  1. I find your designation of Hydaburg as a ‘native village’ to be disturbing. What does this designation mean to non-natives living in Hydaburg?

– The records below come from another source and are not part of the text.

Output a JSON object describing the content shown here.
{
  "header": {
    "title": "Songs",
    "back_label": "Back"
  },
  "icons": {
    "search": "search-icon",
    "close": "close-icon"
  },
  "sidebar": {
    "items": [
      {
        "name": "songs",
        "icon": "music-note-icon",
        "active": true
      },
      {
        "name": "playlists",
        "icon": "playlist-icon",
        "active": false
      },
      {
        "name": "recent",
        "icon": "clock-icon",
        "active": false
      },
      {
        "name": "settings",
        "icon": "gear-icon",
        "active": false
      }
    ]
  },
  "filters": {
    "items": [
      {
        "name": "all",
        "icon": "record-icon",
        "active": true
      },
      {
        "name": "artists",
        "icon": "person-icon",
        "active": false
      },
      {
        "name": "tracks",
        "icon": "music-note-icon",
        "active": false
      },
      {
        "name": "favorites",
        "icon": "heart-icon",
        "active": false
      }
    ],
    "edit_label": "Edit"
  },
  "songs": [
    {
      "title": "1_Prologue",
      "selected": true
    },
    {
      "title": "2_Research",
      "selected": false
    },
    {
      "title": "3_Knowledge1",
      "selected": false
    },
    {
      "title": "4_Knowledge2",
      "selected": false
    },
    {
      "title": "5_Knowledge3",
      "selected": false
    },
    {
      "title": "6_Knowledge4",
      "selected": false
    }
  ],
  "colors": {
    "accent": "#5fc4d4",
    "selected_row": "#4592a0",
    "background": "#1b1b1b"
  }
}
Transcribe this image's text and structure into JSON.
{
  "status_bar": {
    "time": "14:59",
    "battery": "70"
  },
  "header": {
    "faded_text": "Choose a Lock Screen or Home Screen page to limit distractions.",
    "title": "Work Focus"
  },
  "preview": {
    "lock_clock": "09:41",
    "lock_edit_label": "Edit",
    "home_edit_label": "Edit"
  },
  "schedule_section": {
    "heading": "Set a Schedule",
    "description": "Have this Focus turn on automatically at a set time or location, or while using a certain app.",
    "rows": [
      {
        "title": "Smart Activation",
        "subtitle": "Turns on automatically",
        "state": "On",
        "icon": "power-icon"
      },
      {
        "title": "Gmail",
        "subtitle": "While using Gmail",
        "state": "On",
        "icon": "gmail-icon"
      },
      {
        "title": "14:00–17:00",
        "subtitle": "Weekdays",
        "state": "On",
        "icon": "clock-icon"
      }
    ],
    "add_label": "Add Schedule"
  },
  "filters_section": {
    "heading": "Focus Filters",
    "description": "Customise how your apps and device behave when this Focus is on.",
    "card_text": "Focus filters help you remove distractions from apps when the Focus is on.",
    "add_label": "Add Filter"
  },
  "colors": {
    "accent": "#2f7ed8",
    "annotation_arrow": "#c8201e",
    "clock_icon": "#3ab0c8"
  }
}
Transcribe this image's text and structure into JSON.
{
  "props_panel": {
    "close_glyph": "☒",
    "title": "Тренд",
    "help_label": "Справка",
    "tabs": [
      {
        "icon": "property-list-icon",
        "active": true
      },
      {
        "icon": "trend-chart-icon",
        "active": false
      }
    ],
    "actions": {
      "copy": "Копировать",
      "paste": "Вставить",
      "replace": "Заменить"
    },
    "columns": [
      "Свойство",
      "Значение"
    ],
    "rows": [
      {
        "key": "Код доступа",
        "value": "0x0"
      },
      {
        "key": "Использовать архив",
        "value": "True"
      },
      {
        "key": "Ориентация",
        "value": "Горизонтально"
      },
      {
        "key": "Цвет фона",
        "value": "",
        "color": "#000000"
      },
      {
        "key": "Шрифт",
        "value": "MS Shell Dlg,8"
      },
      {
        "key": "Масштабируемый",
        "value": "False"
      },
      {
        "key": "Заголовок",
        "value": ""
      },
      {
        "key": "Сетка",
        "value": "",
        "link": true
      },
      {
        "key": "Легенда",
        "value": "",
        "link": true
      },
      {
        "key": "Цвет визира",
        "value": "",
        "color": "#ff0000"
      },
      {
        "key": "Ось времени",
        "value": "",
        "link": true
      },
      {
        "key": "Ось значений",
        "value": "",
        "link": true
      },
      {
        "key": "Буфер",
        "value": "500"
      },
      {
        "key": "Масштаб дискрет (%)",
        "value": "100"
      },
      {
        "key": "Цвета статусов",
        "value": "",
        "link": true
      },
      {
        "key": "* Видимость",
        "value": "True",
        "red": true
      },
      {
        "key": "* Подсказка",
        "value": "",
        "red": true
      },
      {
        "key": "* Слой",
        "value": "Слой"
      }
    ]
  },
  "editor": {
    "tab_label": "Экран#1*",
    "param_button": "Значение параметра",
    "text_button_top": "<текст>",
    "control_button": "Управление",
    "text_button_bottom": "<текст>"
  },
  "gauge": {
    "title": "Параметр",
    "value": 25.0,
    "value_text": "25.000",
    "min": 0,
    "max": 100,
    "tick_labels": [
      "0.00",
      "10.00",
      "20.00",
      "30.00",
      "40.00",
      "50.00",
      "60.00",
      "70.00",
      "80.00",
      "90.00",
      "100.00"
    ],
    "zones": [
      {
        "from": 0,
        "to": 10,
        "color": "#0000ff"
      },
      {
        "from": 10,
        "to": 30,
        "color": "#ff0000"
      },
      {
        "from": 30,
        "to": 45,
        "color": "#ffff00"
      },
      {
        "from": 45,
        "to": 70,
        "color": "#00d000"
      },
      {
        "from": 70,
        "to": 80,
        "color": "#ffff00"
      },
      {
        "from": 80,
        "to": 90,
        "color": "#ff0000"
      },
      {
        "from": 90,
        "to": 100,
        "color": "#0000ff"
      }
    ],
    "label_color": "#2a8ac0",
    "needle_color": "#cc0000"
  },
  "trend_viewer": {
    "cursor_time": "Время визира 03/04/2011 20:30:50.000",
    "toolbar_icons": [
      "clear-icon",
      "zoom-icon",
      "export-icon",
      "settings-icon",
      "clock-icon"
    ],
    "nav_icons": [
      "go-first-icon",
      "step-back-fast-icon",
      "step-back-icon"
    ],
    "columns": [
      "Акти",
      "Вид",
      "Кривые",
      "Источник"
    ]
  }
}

    Is Petersburg, AK a Norwegian village? Can we refer to Elfin Cove as a ‘white man’s’ village?